Find out more
Champagne Blend

Champagne Blend

Which grapes are included in the blend, and their proportion, is one of the key factors determining the style of most Champagnes. Three grapes are used - Pinot Noir, Chardonnay and Pinot Meunier.

26% of vineyards in Champagne are planted with Chardonnay and it performs best on the Côtes des Blancs and on the chalk slopes south of Epernay. It is relatively simple to grow, although it buds early and thus is susceptible to spring frosts. It produces lighter, fresher wines than those from Burgundy and gives finesse, fruit and elegance to the final blend. It is the sole grape in Blancs de Blancs, which are some of the richest long-lived Champagnes produced.

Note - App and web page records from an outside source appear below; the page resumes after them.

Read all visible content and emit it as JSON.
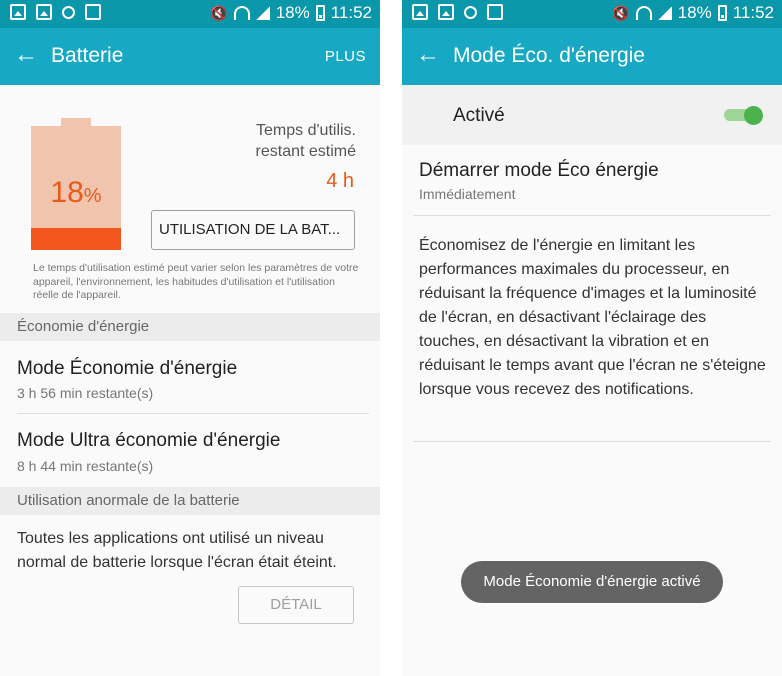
{
  "status_bar": {
    "battery_percent": "18%",
    "time": "11:52"
  },
  "left": {
    "app_bar": {
      "title": "Batterie",
      "action": "PLUS"
    },
    "battery": {
      "percent_number": "18",
      "percent_symbol": "%",
      "level": 18,
      "fill_color": "#f2561a",
      "empty_color": "#f1c4ad"
    },
    "time_label_line1": "Temps d'utilis.",
    "time_label_line2": "restant estimé",
    "time_value": "4 h",
    "usage_button": "UTILISATION DE LA BAT...",
    "note": "Le temps d'utilisation estimé peut varier selon les paramètres de votre appareil, l'environnement, les habitudes d'utilisation et l'utilisation réelle de l'appareil.",
    "section_energy": "Économie d'énergie",
    "item_mode": {
      "title": "Mode Économie d'énergie",
      "subtitle": "3 h 56 min restante(s)"
    },
    "item_ultra": {
      "title": "Mode Ultra économie d'énergie",
      "subtitle": "8 h 44 min restante(s)"
    },
    "section_abnormal": "Utilisation anormale de la batterie",
    "abnormal_text": "Toutes les applications ont utilisé un niveau normal de batterie lorsque l'écran était éteint.",
    "detail_button": "DÉTAIL"
  },
  "right": {
    "app_bar": {
      "title": "Mode Éco. d'énergie"
    },
    "active_label": "Activé",
    "switch_on": true,
    "start": {
      "title": "Démarrer mode Éco énergie",
      "subtitle": "Immédiatement"
    },
    "description": "Économisez de l'énergie en limitant les performances maximales du processeur, en réduisant la fréquence d'images et la luminosité de l'écran, en désactivant l'éclairage des touches, en désactivant la vibration et en réduisant le temps avant que l'écran ne s'éteigne lorsque vous recevez des notifications.",
    "toast": "Mode Économie d'énergie activé"
  },
  "colors": {
    "status_bar": "#0b97aa",
    "app_bar": "#17a8c4",
    "accent_orange": "#e85a1c",
    "switch_green": "#4cb24c"
  }
}
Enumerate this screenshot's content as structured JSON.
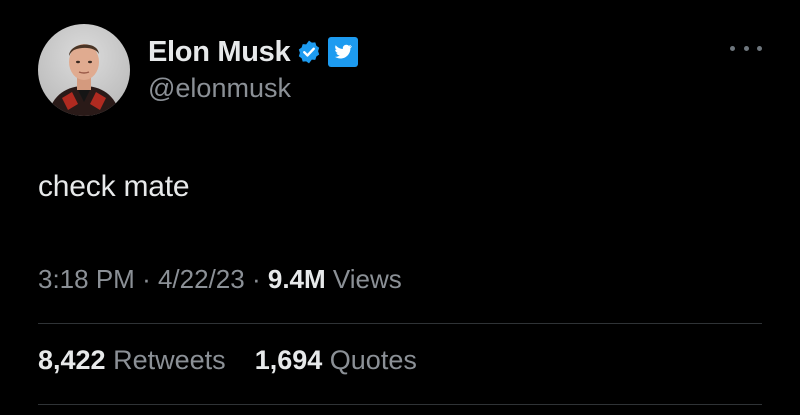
{
  "author": {
    "display_name": "Elon Musk",
    "handle": "@elonmusk",
    "verified": true,
    "verified_color": "#1d9bf0",
    "affiliate_badge_icon": "twitter-bird-icon",
    "affiliate_badge_color": "#1d9bf0"
  },
  "tweet": {
    "text": "check mate"
  },
  "meta": {
    "time": "3:18 PM",
    "separator_1": "·",
    "date": "4/22/23",
    "separator_2": "·",
    "views_count": "9.4M",
    "views_label": "Views"
  },
  "stats": {
    "retweets_count": "8,422",
    "retweets_label": "Retweets",
    "quotes_count": "1,694",
    "quotes_label": "Quotes"
  },
  "icons": {
    "more": "more-horizontal-icon",
    "verified": "verified-badge-icon"
  }
}
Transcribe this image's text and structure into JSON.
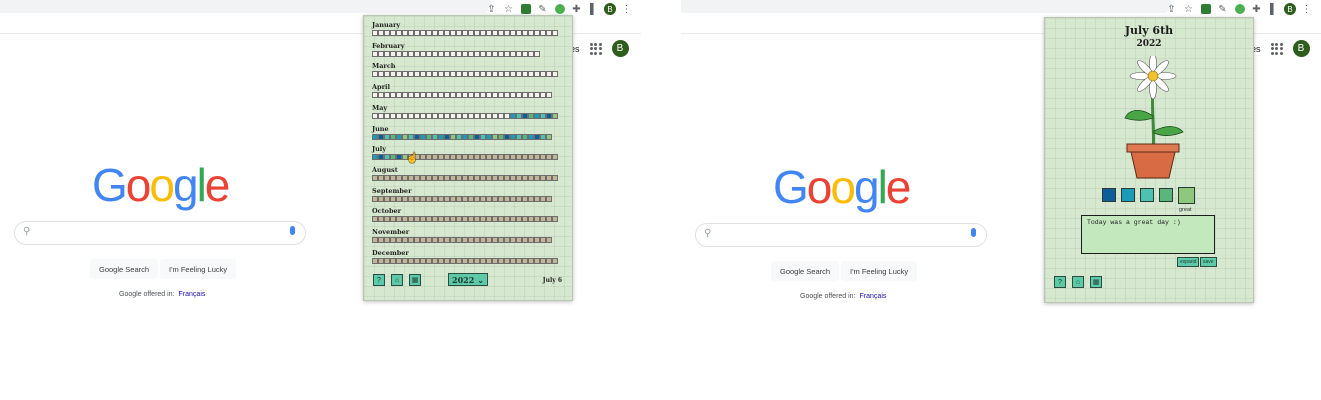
{
  "left": {
    "toolbar_avatar": "B",
    "google_header_link": "ges",
    "google_avatar": "B",
    "google_logo": [
      "G",
      "o",
      "o",
      "g",
      "l",
      "e"
    ],
    "google_logo_colors": [
      "#4285f4",
      "#ea4335",
      "#fbbc05",
      "#4285f4",
      "#34a853",
      "#ea4335"
    ],
    "search_button": "Google Search",
    "lucky_button": "I'm Feeling Lucky",
    "offered_in": "Google offered in:",
    "offered_language": "Français"
  },
  "calendar": {
    "months": [
      "January",
      "February",
      "March",
      "April",
      "May",
      "June",
      "July",
      "August",
      "September",
      "October",
      "November",
      "December"
    ],
    "year": "2022",
    "current_date": "July 6",
    "buttons": {
      "help": "?",
      "home": "⌂",
      "calendar": "▦"
    },
    "mood_palette": [
      "#0d5e9a",
      "#1a9bb8",
      "#4dc2b0",
      "#5bb67d",
      "#8ec77e"
    ],
    "colored_days": {
      "May": [
        "#1a9bb8",
        "#4dc2b0",
        "#0d5e9a",
        "#5bb67d",
        "#1a9bb8",
        "#4dc2b0",
        "#0d5e9a",
        "#8ec77e"
      ],
      "June": [
        "#1a9bb8",
        "#0d5e9a",
        "#4dc2b0",
        "#5bb67d",
        "#1a9bb8",
        "#8ec77e",
        "#4dc2b0",
        "#0d5e9a",
        "#1a9bb8",
        "#5bb67d",
        "#4dc2b0",
        "#1a9bb8",
        "#0d5e9a",
        "#8ec77e",
        "#4dc2b0",
        "#1a9bb8",
        "#5bb67d",
        "#0d5e9a",
        "#4dc2b0",
        "#1a9bb8",
        "#8ec77e",
        "#5bb67d",
        "#0d5e9a",
        "#1a9bb8",
        "#4dc2b0",
        "#5bb67d",
        "#1a9bb8",
        "#0d5e9a",
        "#4dc2b0",
        "#8ec77e"
      ],
      "July": [
        "#1a9bb8",
        "#0d5e9a",
        "#4dc2b0",
        "#5bb67d",
        "#0d5e9a",
        "#8ec77e"
      ]
    }
  },
  "right": {
    "toolbar_avatar": "B",
    "google_header_link": "ges",
    "google_avatar": "B",
    "search_button": "Google Search",
    "lucky_button": "I'm Feeling Lucky",
    "offered_in": "Google offered in:",
    "offered_language": "Français"
  },
  "journal": {
    "title": "July 6th",
    "year": "2022",
    "mood_colors": [
      "#0d5e9a",
      "#1a9bb8",
      "#4dc2b0",
      "#5bb67d",
      "#8ec77e"
    ],
    "selected_mood_label": "great",
    "note_text": "Today was a great day :)",
    "expand_button": "expand",
    "save_button": "save",
    "buttons": {
      "help": "?",
      "home": "⌂",
      "calendar": "▦"
    }
  }
}
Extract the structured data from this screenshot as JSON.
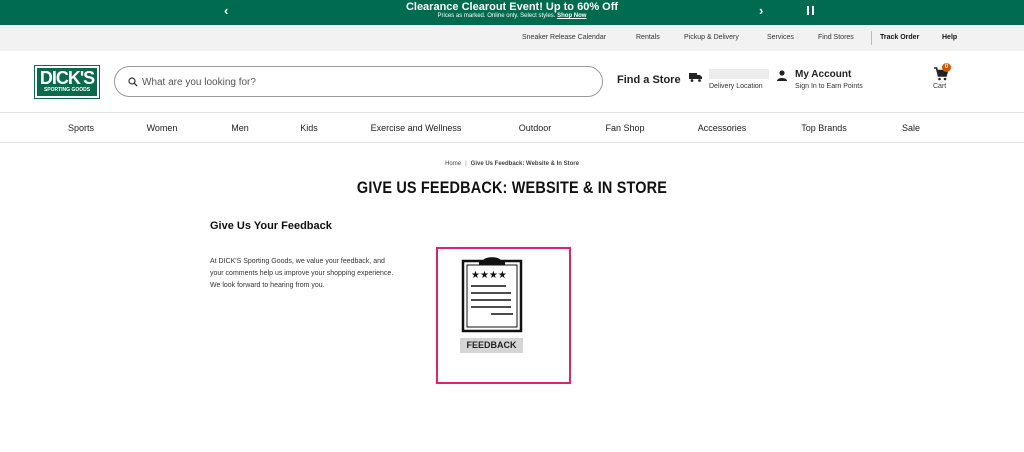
{
  "promo": {
    "title": "Clearance Clearout Event! Up to 60% Off",
    "subtitle": "Prices as marked. Online only. Select styles.",
    "link": "Shop Now",
    "prev": "‹",
    "next": "›"
  },
  "utility": {
    "items": [
      "Sneaker Release Calendar",
      "Rentals",
      "Pickup & Delivery",
      "Services",
      "Find Stores"
    ],
    "track_order": "Track Order",
    "help": "Help"
  },
  "header": {
    "logo_text": "DICK'S",
    "logo_sub": "SPORTING GOODS",
    "search_placeholder": "What are you looking for?",
    "find_store": "Find a Store",
    "delivery_label": "Delivery Location",
    "account_title": "My Account",
    "account_sub": "Sign In to Earn Points",
    "cart_label": "Cart",
    "cart_count": "0"
  },
  "nav": {
    "items": [
      "Sports",
      "Women",
      "Men",
      "Kids",
      "Exercise and Wellness",
      "Outdoor",
      "Fan Shop",
      "Accessories",
      "Top Brands",
      "Sale"
    ]
  },
  "content": {
    "breadcrumb_home": "Home",
    "breadcrumb_sep": "|",
    "breadcrumb_current": "Give Us Feedback: Website & In Store",
    "title": "GIVE US FEEDBACK: WEBSITE & IN STORE",
    "section_heading": "Give Us Your Feedback",
    "description": "At DICK'S Sporting Goods, we value your feedback, and your comments help us improve your shopping experience. We look forward to hearing from you.",
    "card_label": "FEEDBACK"
  },
  "colors": {
    "brand_green": "#006b4e",
    "card_border": "#e0246c",
    "cart_badge": "#d45500"
  }
}
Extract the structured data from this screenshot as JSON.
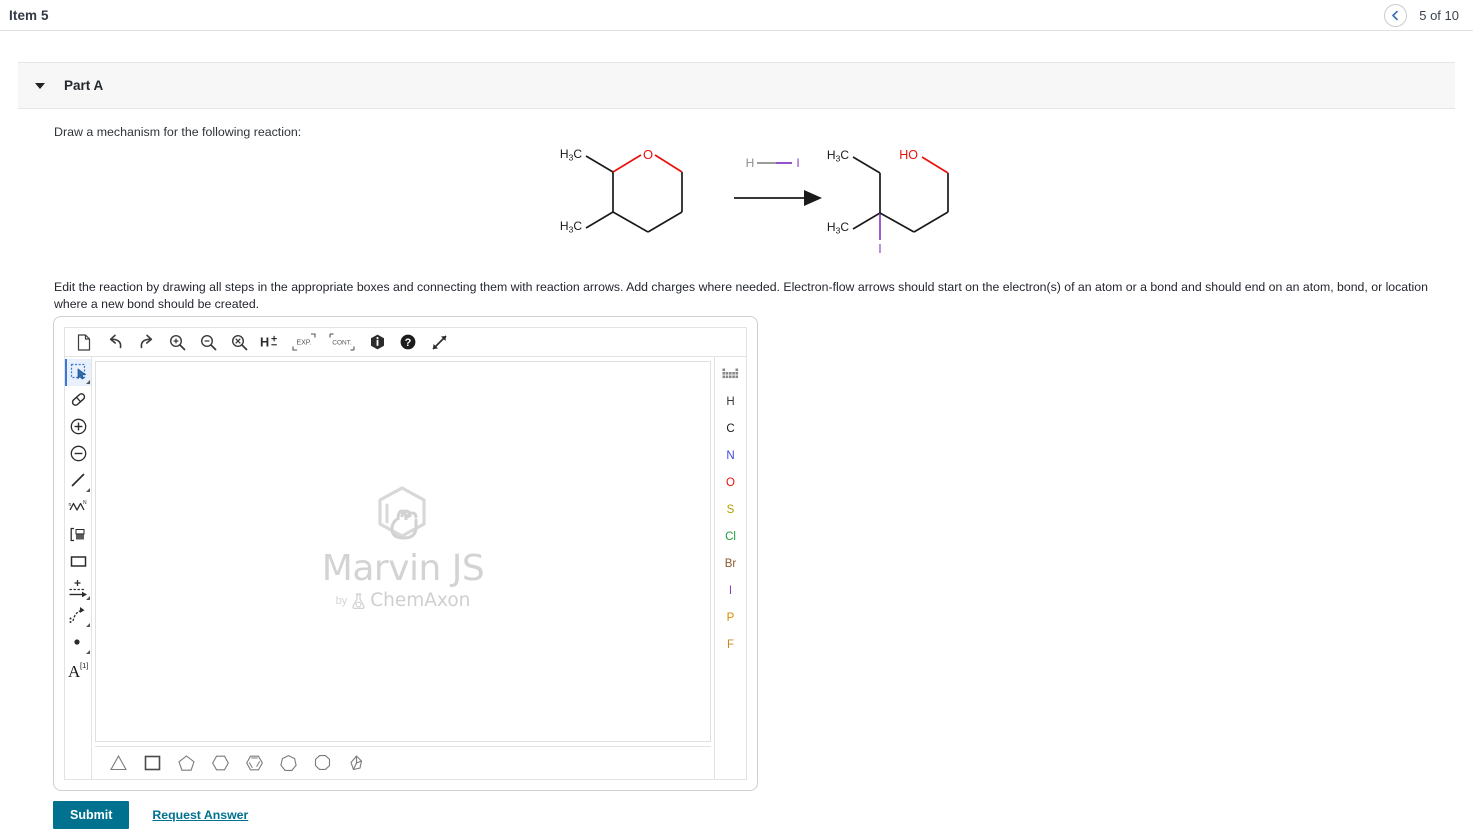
{
  "header": {
    "item_title": "Item 5",
    "progress": "5 of 10",
    "prev_icon": "chevron-left-icon"
  },
  "part": {
    "label": "Part A",
    "collapse_icon": "caret-down-icon",
    "prompt": "Draw a mechanism for the following reaction:",
    "instructions": "Edit the reaction by drawing all steps in the appropriate boxes and connecting them with reaction arrows. Add charges where needed. Electron-flow arrows should start on the electron(s) of an atom or a bond and should end on an atom, bond, or location where a new bond should be created."
  },
  "reaction": {
    "reactant_labels": [
      "H3C",
      "H3C",
      "O"
    ],
    "reagent_labels": [
      "H",
      "I"
    ],
    "product_labels": [
      "H3C",
      "H3C",
      "HO",
      "I"
    ],
    "oxygen_color": "#e8120c",
    "iodine_color": "#8b3fc4",
    "hydrogen_color": "#8d8d8d",
    "bond_color": "#1a1a1a"
  },
  "editor": {
    "top_tools": [
      {
        "name": "new-document-icon",
        "title": "Clear"
      },
      {
        "name": "undo-icon",
        "title": "Undo"
      },
      {
        "name": "redo-icon",
        "title": "Redo"
      },
      {
        "name": "zoom-in-icon",
        "title": "Zoom in"
      },
      {
        "name": "zoom-out-icon",
        "title": "Zoom out"
      },
      {
        "name": "zoom-reset-icon",
        "title": "Reset zoom"
      },
      {
        "name": "hydrogen-toggle-icon",
        "title": "Add/Remove explicit hydrogens",
        "label": "H±"
      },
      {
        "name": "expand-icon",
        "title": "Expand group",
        "label": "EXP."
      },
      {
        "name": "contract-icon",
        "title": "Contract group",
        "label": "CONT."
      },
      {
        "name": "info-icon",
        "title": "Information"
      },
      {
        "name": "help-icon",
        "title": "Help"
      },
      {
        "name": "fullscreen-icon",
        "title": "Fullscreen"
      }
    ],
    "left_tools": [
      {
        "name": "selection-tool-icon",
        "title": "Selection",
        "active": true,
        "has_corner": true
      },
      {
        "name": "eraser-tool-icon",
        "title": "Eraser",
        "active": false,
        "has_corner": false
      },
      {
        "name": "increase-charge-icon",
        "title": "Increase charge",
        "active": false,
        "has_corner": false
      },
      {
        "name": "decrease-charge-icon",
        "title": "Decrease charge",
        "active": false,
        "has_corner": false
      },
      {
        "name": "single-bond-tool-icon",
        "title": "Single bond",
        "active": false,
        "has_corner": true
      },
      {
        "name": "chain-tool-icon",
        "title": "Chain",
        "active": false,
        "has_corner": false
      },
      {
        "name": "bracket-tool-icon",
        "title": "Brackets",
        "active": false,
        "has_corner": false
      },
      {
        "name": "rectangle-tool-icon",
        "title": "Rectangle",
        "active": false,
        "has_corner": false
      },
      {
        "name": "reaction-arrow-tool-icon",
        "title": "Reaction arrow",
        "active": false,
        "has_corner": true
      },
      {
        "name": "electron-flow-arrow-tool-icon",
        "title": "Electron flow arrow",
        "active": false,
        "has_corner": true
      },
      {
        "name": "lone-pair-tool-icon",
        "title": "Lone pair / radical",
        "active": false,
        "has_corner": true
      },
      {
        "name": "atom-label-tool-icon",
        "title": "Atom label",
        "active": false,
        "has_corner": false,
        "label": "A"
      }
    ],
    "bottom_templates": [
      {
        "name": "cyclopropane-template-icon",
        "sides": 3,
        "aromatic": false
      },
      {
        "name": "cyclobutane-template-icon",
        "sides": 4,
        "aromatic": false
      },
      {
        "name": "cyclopentane-template-icon",
        "sides": 5,
        "aromatic": false
      },
      {
        "name": "cyclohexane-template-icon",
        "sides": 6,
        "aromatic": false
      },
      {
        "name": "benzene-template-icon",
        "sides": 6,
        "aromatic": true
      },
      {
        "name": "cycloheptane-template-icon",
        "sides": 7,
        "aromatic": false
      },
      {
        "name": "cyclooctane-template-icon",
        "sides": 8,
        "aromatic": false
      },
      {
        "name": "bicyclic-template-icon",
        "sides": 0,
        "aromatic": false
      }
    ],
    "palette": [
      {
        "symbol": "",
        "name": "periodic-table-icon",
        "color": "#666666"
      },
      {
        "symbol": "H",
        "name": "element-h",
        "color": "#3b3b3b"
      },
      {
        "symbol": "C",
        "name": "element-c",
        "color": "#1a1a1a"
      },
      {
        "symbol": "N",
        "name": "element-n",
        "color": "#3d48d8"
      },
      {
        "symbol": "O",
        "name": "element-o",
        "color": "#e8120c"
      },
      {
        "symbol": "S",
        "name": "element-s",
        "color": "#b3a000"
      },
      {
        "symbol": "Cl",
        "name": "element-cl",
        "color": "#1f9e3e"
      },
      {
        "symbol": "Br",
        "name": "element-br",
        "color": "#8a5a28"
      },
      {
        "symbol": "I",
        "name": "element-i",
        "color": "#8b3fc4"
      },
      {
        "symbol": "P",
        "name": "element-p",
        "color": "#d98b00"
      },
      {
        "symbol": "F",
        "name": "element-f",
        "color": "#c98a1a"
      }
    ],
    "watermark": {
      "title": "Marvin JS",
      "by": "by",
      "vendor": "ChemAxon"
    }
  },
  "footer": {
    "submit_label": "Submit",
    "request_label": "Request Answer"
  },
  "colors": {
    "accent": "#00718f",
    "panel_bg": "#f7f7f7"
  }
}
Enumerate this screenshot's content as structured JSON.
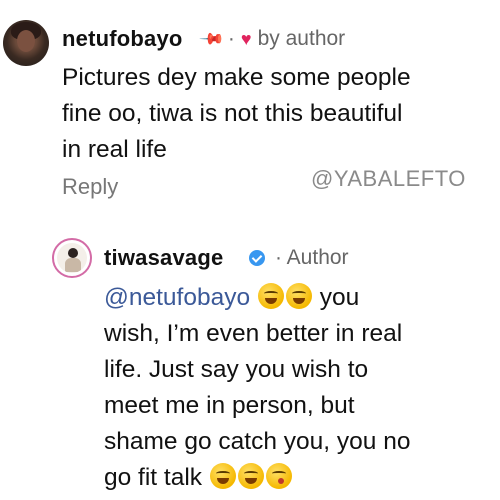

Pinot Noir accounts for nearly 40% of the plantings in Champagne and lies at the heart of most blends - it gives Champagne its body, structure, strength and grip. It is planted across Champagne and particularly so in the southern Aube district.

The final component is Pinot Meunier and this constitutes nearly 35% of the plantings. Its durability and resistance to spring frosts make the Marne Valley, a notorious frost pocket, its natural home. It ripens well in poor years and produces a soft, fruity style of wine that is ideal for blending with the more assertive flavours of Pinot Noir. Producers allege that Pinot Meunier lacks ageing potential, but this does not deter Krug from including around 15% of it in their final blends.


Find out more